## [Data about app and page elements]

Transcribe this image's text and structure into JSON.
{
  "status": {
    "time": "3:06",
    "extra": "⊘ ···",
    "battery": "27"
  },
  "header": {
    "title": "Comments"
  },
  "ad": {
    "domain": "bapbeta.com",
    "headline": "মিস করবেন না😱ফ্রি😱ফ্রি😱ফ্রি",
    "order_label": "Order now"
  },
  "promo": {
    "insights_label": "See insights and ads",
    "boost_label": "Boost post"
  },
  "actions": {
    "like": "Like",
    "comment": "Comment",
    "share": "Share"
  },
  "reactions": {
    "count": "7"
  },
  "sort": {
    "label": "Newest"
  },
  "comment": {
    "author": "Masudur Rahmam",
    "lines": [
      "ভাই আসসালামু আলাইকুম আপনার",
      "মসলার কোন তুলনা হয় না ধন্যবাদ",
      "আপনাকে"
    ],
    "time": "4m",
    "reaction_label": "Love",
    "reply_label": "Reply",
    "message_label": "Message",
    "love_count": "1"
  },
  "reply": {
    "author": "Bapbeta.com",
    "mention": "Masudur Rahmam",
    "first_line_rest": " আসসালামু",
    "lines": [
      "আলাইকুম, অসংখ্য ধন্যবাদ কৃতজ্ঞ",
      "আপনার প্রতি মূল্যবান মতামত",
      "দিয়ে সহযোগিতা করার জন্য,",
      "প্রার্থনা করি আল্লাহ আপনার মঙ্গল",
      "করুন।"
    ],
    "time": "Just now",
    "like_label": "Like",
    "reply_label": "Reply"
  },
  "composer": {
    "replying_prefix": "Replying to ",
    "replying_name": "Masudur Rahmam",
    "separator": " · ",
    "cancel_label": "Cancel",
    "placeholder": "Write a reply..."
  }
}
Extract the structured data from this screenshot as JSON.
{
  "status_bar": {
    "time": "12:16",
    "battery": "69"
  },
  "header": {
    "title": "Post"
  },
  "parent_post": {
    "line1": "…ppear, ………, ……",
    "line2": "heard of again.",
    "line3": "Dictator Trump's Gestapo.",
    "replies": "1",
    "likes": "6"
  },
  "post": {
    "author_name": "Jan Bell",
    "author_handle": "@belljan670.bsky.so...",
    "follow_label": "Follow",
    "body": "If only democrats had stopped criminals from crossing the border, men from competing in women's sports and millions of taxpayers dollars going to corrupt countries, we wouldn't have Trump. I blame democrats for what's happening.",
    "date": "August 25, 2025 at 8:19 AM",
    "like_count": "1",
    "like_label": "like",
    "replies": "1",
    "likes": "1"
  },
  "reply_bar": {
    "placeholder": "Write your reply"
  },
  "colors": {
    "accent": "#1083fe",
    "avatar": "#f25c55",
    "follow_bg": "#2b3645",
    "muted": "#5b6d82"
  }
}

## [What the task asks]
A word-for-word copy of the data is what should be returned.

## [Written answer]
Transcribe this image's text and structure into JSON.
{
  "status": {
    "time": "3:06",
    "extra": "⊘ ···",
    "battery": "27"
  },
  "header": {
    "title": "Comments"
  },
  "ad": {
    "domain": "bapbeta.com",
    "headline": "মিস করবেন না😱ফ্রি😱ফ্রি😱ফ্রি",
    "order_label": "Order now"
  },
  "promo": {
    "insights_label": "See insights and ads",
    "boost_label": "Boost post"
  },
  "actions": {
    "like": "Like",
    "comment": "Comment",
    "share": "Share"
  },
  "reactions": {
    "count": "7"
  },
  "sort": {
    "label": "Newest"
  },
  "comment": {
    "author": "Masudur Rahmam",
    "lines": [
      "ভাই আসসালামু আলাইকুম আপনার",
      "মসলার কোন তুলনা হয় না ধন্যবাদ",
      "আপনাকে"
    ],
    "time": "4m",
    "reaction_label": "Love",
    "reply_label": "Reply",
    "message_label": "Message",
    "love_count": "1"
  },
  "reply": {
    "author": "Bapbeta.com",
    "mention": "Masudur Rahmam",
    "first_line_rest": " আসসালামু",
    "lines": [
      "আলাইকুম, অসংখ্য ধন্যবাদ কৃতজ্ঞ",
      "আপনার প্রতি মূল্যবান মতামত",
      "দিয়ে সহযোগিতা করার জন্য,",
      "প্রার্থনা করি আল্লাহ আপনার মঙ্গল",
      "করুন।"
    ],
    "time": "Just now",
    "like_label": "Like",
    "reply_label": "Reply"
  },
  "composer": {
    "replying_prefix": "Replying to ",
    "replying_name": "Masudur Rahmam",
    "separator": " · ",
    "cancel_label": "Cancel",
    "placeholder": "Write a reply..."
  }
}
Extract the structured data from this screenshot as JSON.
{
  "status_bar": {
    "time": "12:16",
    "battery": "69"
  },
  "header": {
    "title": "Post"
  },
  "parent_post": {
    "line1": "…ppear, ………, ……",
    "line2": "heard of again.",
    "line3": "Dictator Trump's Gestapo.",
    "replies": "1",
    "likes": "6"
  },
  "post": {
    "author_name": "Jan Bell",
    "author_handle": "@belljan670.bsky.so...",
    "follow_label": "Follow",
    "body": "If only democrats had stopped criminals from crossing the border, men from competing in women's sports and millions of taxpayers dollars going to corrupt countries, we wouldn't have Trump. I blame democrats for what's happening.",
    "date": "August 25, 2025 at 8:19 AM",
    "like_count": "1",
    "like_label": "like",
    "replies": "1",
    "likes": "1"
  },
  "reply_bar": {
    "placeholder": "Write your reply"
  },
  "colors": {
    "accent": "#1083fe",
    "avatar": "#f25c55",
    "follow_bg": "#2b3645",
    "muted": "#5b6d82"
  }
}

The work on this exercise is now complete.